━━ Material to process ━━

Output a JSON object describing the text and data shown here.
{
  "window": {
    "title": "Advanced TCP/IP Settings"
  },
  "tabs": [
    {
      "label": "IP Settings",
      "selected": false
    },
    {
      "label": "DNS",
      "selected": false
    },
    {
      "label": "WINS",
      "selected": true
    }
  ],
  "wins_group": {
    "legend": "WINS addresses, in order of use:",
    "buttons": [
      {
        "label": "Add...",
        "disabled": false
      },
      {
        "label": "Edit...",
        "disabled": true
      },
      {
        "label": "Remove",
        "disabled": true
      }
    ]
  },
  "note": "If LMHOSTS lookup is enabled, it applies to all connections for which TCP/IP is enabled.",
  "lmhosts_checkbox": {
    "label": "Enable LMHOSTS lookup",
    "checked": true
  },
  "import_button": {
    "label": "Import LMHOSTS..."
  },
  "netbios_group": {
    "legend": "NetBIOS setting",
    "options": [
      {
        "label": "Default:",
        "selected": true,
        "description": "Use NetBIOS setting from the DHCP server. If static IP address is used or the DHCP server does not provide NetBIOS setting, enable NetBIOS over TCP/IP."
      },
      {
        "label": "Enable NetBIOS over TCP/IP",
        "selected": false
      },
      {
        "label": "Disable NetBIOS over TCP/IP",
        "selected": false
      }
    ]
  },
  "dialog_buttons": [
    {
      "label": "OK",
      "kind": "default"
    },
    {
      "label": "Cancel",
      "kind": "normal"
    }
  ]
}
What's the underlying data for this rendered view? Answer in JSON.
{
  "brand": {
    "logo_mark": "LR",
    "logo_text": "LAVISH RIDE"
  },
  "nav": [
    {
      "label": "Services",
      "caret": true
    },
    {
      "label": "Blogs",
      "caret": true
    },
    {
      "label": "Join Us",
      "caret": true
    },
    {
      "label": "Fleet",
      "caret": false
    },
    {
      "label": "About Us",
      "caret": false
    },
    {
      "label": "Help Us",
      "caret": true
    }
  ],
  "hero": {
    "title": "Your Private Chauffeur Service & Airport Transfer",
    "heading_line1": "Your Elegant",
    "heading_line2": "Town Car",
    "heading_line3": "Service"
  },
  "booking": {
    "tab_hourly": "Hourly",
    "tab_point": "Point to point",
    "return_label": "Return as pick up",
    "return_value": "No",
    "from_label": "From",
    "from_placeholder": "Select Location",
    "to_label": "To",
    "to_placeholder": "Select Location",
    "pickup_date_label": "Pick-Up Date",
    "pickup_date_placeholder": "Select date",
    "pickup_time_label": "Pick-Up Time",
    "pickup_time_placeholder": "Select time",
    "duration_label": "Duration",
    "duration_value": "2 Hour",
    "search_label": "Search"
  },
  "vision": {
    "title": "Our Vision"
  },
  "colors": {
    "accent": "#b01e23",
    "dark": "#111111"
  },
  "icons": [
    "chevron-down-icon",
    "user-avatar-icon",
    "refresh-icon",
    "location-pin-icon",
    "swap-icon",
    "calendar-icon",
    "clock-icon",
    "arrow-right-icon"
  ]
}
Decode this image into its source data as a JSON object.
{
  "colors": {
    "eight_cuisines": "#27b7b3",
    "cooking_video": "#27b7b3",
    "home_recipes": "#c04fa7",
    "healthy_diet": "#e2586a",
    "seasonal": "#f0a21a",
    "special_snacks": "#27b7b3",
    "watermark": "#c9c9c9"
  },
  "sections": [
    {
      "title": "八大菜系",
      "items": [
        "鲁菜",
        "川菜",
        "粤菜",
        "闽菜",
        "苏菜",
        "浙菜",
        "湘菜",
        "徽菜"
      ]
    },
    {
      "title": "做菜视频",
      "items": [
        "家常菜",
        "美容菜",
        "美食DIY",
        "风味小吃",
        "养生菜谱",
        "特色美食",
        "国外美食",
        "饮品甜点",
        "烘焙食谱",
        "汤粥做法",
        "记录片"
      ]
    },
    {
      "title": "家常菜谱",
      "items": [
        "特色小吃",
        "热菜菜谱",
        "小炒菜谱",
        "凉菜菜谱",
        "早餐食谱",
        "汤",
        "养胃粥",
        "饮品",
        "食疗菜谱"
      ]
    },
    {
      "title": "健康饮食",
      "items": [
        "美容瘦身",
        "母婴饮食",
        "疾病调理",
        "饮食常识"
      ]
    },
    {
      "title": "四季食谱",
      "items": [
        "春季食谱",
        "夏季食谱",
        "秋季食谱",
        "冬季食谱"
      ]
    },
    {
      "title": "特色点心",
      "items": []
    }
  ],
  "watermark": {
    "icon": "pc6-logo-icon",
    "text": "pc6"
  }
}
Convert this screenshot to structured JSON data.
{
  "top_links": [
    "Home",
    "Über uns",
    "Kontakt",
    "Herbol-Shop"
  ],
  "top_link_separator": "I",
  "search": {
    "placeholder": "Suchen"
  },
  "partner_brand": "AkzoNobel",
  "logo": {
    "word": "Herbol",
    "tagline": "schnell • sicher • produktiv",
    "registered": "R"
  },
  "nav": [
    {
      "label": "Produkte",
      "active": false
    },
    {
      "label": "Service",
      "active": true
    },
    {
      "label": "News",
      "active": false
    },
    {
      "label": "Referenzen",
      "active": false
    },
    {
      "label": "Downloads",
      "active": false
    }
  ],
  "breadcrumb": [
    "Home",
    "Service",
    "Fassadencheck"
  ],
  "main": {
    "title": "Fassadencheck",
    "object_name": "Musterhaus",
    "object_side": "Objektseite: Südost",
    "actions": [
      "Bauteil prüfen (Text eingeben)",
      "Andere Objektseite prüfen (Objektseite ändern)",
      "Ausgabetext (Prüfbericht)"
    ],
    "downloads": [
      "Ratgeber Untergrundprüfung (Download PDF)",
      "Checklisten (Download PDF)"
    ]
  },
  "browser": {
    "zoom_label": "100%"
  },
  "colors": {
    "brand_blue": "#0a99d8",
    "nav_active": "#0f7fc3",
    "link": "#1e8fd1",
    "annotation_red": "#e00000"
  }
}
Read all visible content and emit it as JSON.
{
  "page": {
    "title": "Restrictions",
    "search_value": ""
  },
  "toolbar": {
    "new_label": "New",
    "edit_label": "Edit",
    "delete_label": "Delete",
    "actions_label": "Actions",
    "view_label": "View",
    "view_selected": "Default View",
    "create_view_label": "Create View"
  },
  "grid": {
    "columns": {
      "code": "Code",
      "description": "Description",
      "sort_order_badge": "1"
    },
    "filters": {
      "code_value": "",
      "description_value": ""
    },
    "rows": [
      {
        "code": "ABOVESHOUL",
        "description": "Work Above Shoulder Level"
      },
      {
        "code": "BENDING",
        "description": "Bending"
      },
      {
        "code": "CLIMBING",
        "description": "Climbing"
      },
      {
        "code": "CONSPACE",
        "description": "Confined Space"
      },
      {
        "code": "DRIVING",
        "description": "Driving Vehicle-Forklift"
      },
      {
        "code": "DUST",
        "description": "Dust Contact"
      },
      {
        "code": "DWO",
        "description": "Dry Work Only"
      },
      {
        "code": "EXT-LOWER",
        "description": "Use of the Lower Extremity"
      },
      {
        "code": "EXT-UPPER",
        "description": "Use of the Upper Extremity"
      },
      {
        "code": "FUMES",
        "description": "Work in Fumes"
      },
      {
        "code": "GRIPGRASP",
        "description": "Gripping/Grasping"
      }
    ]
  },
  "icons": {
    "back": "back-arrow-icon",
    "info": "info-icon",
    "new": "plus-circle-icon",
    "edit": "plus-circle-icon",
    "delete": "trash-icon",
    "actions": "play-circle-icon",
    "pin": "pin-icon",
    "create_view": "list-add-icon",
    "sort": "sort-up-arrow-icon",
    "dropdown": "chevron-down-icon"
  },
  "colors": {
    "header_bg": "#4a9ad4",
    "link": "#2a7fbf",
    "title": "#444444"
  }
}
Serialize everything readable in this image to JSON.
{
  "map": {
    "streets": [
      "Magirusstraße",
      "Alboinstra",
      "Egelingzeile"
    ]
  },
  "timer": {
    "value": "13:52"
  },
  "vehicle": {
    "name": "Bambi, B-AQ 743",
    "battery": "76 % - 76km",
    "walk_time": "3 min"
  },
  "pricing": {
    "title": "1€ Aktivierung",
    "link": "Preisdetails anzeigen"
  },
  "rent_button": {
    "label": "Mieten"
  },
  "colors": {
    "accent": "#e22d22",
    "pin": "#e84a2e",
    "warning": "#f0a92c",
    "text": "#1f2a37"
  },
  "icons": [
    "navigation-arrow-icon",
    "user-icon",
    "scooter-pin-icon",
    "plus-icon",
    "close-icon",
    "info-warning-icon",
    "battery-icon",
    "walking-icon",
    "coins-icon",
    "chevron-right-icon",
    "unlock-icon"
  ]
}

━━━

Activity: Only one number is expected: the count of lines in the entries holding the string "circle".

Output for this exercise: 3